- Bank may have to raise as much as 5 billion euros to cover gap
- Monte Paschi in talks with banks to arrange capital increase
Banca Monte dei Paschi di Siena SpA is racing to reach an agreement to sell bad loans to an Italy-orchestrated fund and cover a capital shortfall by tapping investors for as much as 5 billion euros ($5.5 billion), according to a person with knowledge of the plan.
The world’s oldest bank is in discussions to dispose of between 25 billion euros and 30 billion euros of problem loans to a new fund, Atlante 2, that Italy is creating by pooling private investors, said the person, who asked not to be identified because the talks are private.
The bank also aims to sell stock to investors, without government support, to replenish the capital gap that would result from the loan disposal, the person said. Contacts with some securities firms have been made to arrange the capital-raising, said the person.
It’s “very hard” to see a capital raising succeeding, said Fabrizio Bernardi, an analyst at Fidentiis Equities who has a sell recommendation on the stock. “After the previous capital increases didn’t create value, it would be difficult to rebuild an equity story.”
Monte Paschi has tapped investors twice in the last three years, raising 5 billion euros in 2014 and 3 billion euros a year later.
While the lender is seeking to lighten the bad-loan burden through private means, Italy is in talks with the European Commission to back the bank’s recapitalization, minimizing losses for its creditors, people familiar with the discussions have said. An agreement on how to aid banks “may still be quite close,” EU Competition Commissioner Margrethe Vestager said on Tuesday.

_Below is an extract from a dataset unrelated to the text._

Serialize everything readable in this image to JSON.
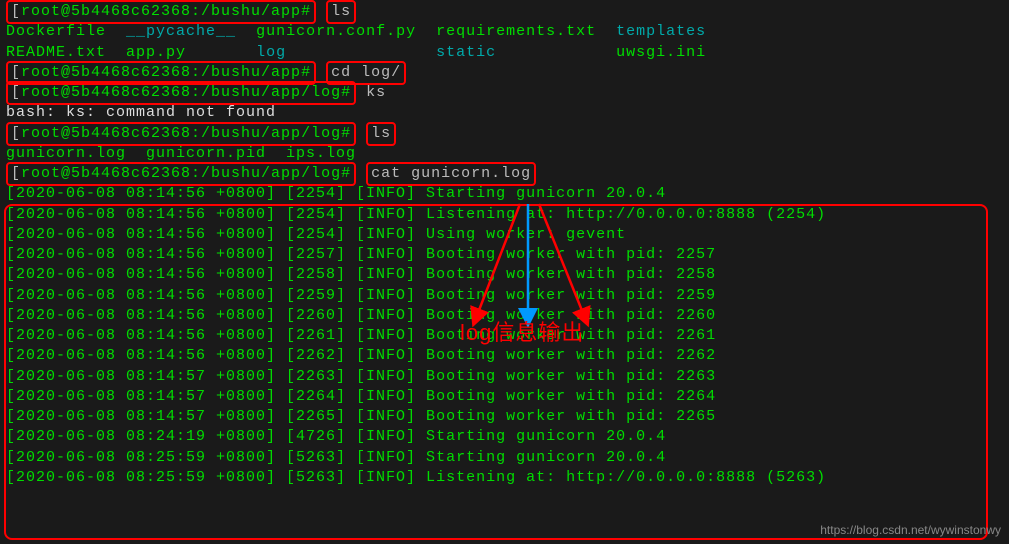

Monte Paschi, Italy’s third-largest lender, is weighed down by a pile of deteriorating loans as Italy’s longest recession since World War II left businesses and households struggling to repay debt. The European Central Bank recently asked the lender to offload more than 14 billion euros of gross non-performing loans over three years, 10 billion euros of which are not yet designated as impaired.
Monte Paschi extended a four-day losing streak in Milan trading Wednesday, with the stock down 1.4 percent to 31.9 cents as of 9:55 a.m. The shares have lost 75 percent of their value this year, pushing the bank’s market value below 1 billion euros.
A spokesman for Monte Paschi declined to comment. Chief Executive Officer Fabrizio Viola and Chairman Massimo Tononi met with the ECB on July 15 to outline its overhaul, Il Sole 24 Ore reported the following day.
It’s uncertain whether a deal can be reached by July 29, when the company reports second-quarter earnings and European regulators publish bank stress-test results, said the person. The plan also rests on the ultimate size of Atlante 2 and regulatory approvals, said the person, adding that size and timing can change.
The goal is to have 2 billion euros for Atlante 2, two people said July 13, which may not cover the bulk of the loans that Monte Paschi is seeking to shed.
State-run lender Cassa Depositi e Prestiti would contribute between 400 million euros and 500 million euros to the new fund, while pension funds and other institutions may also contribute, according to the people.
The new fund would buy the riskiest portions of securitized loans, while the senior tranches would be sold on the market, possibly backed by a state guarantee.
Unione di Banche Italiane SpA on Wednesday rejected a press report that it may be interested in buying Antonveneta, a bank acquired by Monte Paschi in 2008, as well as some bad loans. The report by the Italian daily il Corriere della Sera, is “completely groundless,” a spokesman said by phone.